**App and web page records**
-----

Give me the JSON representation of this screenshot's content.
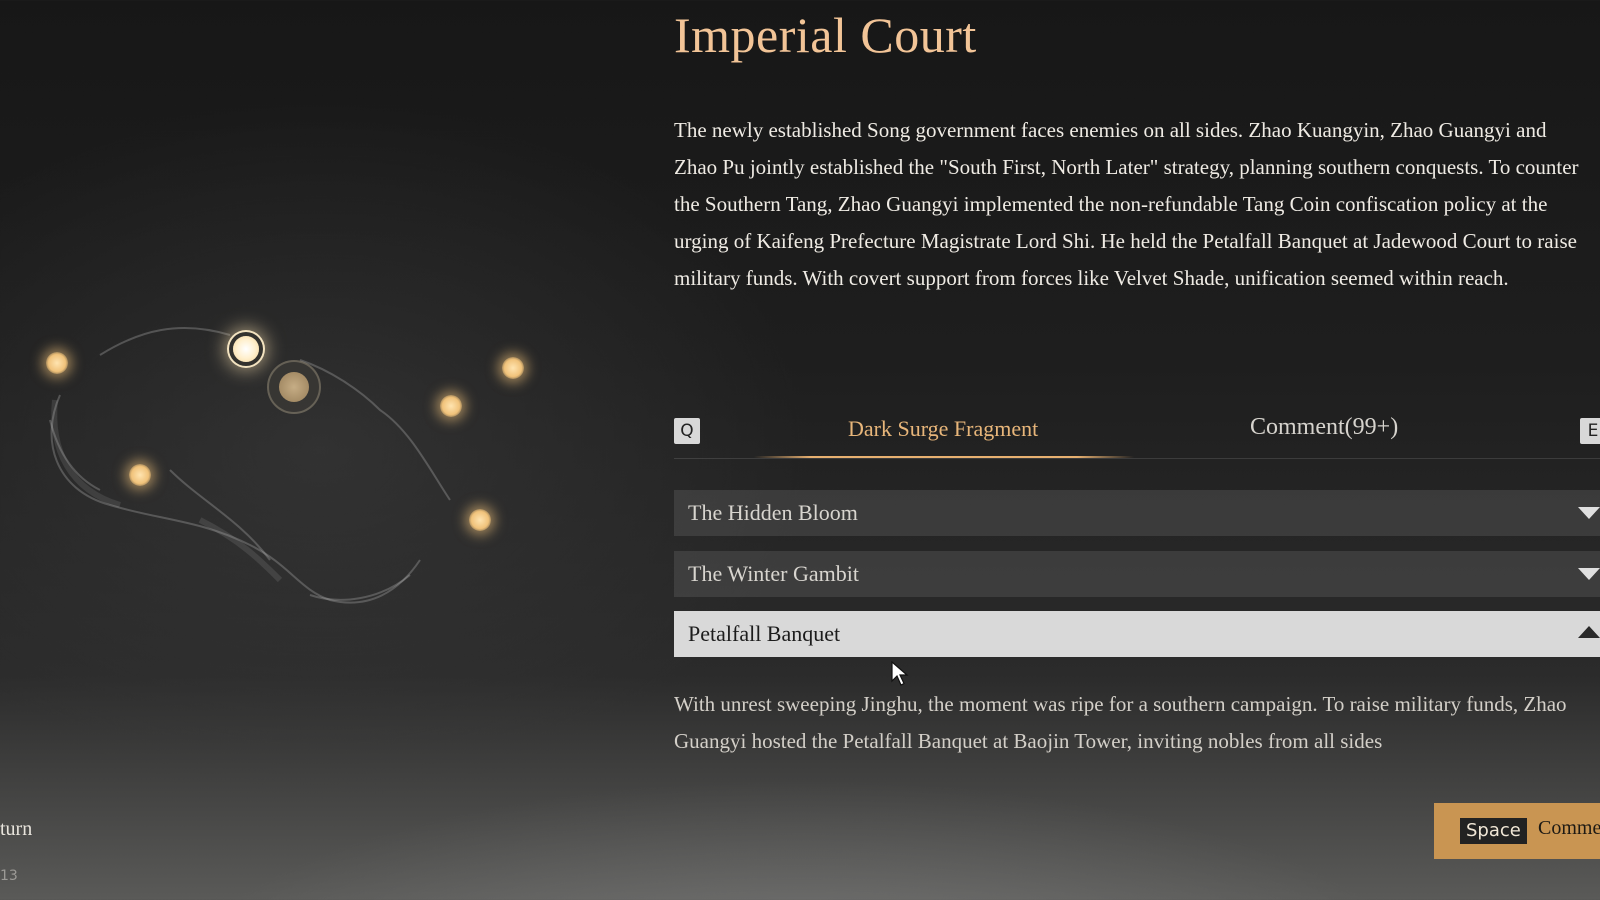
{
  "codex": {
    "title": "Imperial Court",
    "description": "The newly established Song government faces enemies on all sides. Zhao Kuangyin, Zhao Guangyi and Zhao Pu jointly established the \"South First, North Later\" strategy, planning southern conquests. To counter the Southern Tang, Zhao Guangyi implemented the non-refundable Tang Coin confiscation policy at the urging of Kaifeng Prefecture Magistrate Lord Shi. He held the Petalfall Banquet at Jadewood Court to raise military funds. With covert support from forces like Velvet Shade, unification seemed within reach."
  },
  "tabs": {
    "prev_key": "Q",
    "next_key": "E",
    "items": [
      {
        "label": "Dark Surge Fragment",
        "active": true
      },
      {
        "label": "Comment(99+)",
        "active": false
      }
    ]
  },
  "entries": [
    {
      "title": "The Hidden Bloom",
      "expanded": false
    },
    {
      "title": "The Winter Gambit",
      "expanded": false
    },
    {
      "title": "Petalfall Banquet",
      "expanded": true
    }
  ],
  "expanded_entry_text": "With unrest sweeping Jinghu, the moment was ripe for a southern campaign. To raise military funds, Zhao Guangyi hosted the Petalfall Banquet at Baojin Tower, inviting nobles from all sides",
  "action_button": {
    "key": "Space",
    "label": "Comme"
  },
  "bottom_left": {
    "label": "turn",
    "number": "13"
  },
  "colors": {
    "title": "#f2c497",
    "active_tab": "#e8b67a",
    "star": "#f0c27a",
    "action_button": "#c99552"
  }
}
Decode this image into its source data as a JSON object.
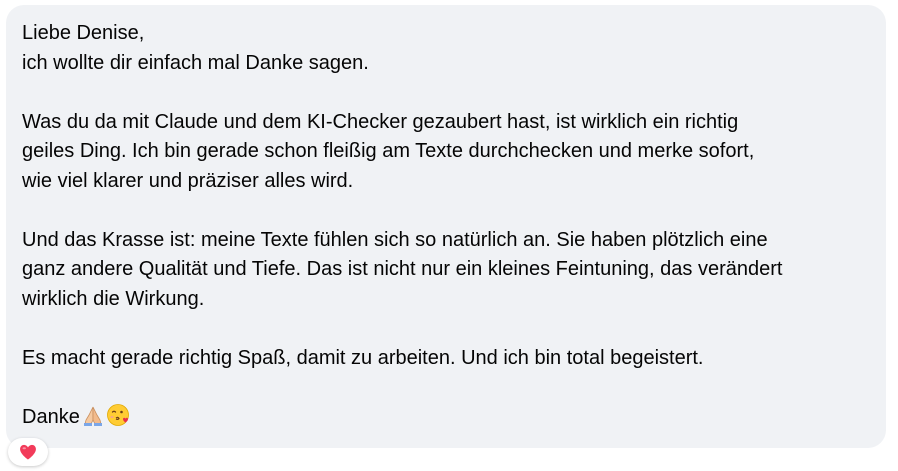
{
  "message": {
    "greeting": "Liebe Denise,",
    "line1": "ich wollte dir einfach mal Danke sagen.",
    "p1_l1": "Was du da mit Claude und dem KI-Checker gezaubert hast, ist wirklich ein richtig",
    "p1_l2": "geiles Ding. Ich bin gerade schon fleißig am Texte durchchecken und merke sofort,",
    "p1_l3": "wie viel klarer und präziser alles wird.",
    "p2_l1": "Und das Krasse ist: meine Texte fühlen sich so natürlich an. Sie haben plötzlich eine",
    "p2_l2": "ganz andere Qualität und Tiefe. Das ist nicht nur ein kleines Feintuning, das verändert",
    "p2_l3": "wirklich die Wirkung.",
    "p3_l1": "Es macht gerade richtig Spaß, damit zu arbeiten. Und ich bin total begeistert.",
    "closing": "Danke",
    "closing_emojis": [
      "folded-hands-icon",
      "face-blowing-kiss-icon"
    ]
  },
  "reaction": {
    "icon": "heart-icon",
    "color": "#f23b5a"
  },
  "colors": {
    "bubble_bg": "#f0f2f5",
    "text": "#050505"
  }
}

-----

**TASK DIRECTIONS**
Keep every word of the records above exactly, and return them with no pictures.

**EXPECTED OUTPUT**
Give me the JSON representation of this screenshot's content.
{
  "codex": {
    "title": "Imperial Court",
    "description": "The newly established Song government faces enemies on all sides. Zhao Kuangyin, Zhao Guangyi and Zhao Pu jointly established the \"South First, North Later\" strategy, planning southern conquests. To counter the Southern Tang, Zhao Guangyi implemented the non-refundable Tang Coin confiscation policy at the urging of Kaifeng Prefecture Magistrate Lord Shi. He held the Petalfall Banquet at Jadewood Court to raise military funds. With covert support from forces like Velvet Shade, unification seemed within reach."
  },
  "tabs": {
    "prev_key": "Q",
    "next_key": "E",
    "items": [
      {
        "label": "Dark Surge Fragment",
        "active": true
      },
      {
        "label": "Comment(99+)",
        "active": false
      }
    ]
  },
  "entries": [
    {
      "title": "The Hidden Bloom",
      "expanded": false
    },
    {
      "title": "The Winter Gambit",
      "expanded": false
    },
    {
      "title": "Petalfall Banquet",
      "expanded": true
    }
  ],
  "expanded_entry_text": "With unrest sweeping Jinghu, the moment was ripe for a southern campaign. To raise military funds, Zhao Guangyi hosted the Petalfall Banquet at Baojin Tower, inviting nobles from all sides",
  "action_button": {
    "key": "Space",
    "label": "Comme"
  },
  "bottom_left": {
    "label": "turn",
    "number": "13"
  },
  "colors": {
    "title": "#f2c497",
    "active_tab": "#e8b67a",
    "star": "#f0c27a",
    "action_button": "#c99552"
  }
}
Decode this image into its source data as a JSON object.
{
  "message": {
    "greeting": "Liebe Denise,",
    "line1": "ich wollte dir einfach mal Danke sagen.",
    "p1_l1": "Was du da mit Claude und dem KI-Checker gezaubert hast, ist wirklich ein richtig",
    "p1_l2": "geiles Ding. Ich bin gerade schon fleißig am Texte durchchecken und merke sofort,",
    "p1_l3": "wie viel klarer und präziser alles wird.",
    "p2_l1": "Und das Krasse ist: meine Texte fühlen sich so natürlich an. Sie haben plötzlich eine",
    "p2_l2": "ganz andere Qualität und Tiefe. Das ist nicht nur ein kleines Feintuning, das verändert",
    "p2_l3": "wirklich die Wirkung.",
    "p3_l1": "Es macht gerade richtig Spaß, damit zu arbeiten. Und ich bin total begeistert.",
    "closing": "Danke",
    "closing_emojis": [
      "folded-hands-icon",
      "face-blowing-kiss-icon"
    ]
  },
  "reaction": {
    "icon": "heart-icon",
    "color": "#f23b5a"
  },
  "colors": {
    "bubble_bg": "#f0f2f5",
    "text": "#050505"
  }
}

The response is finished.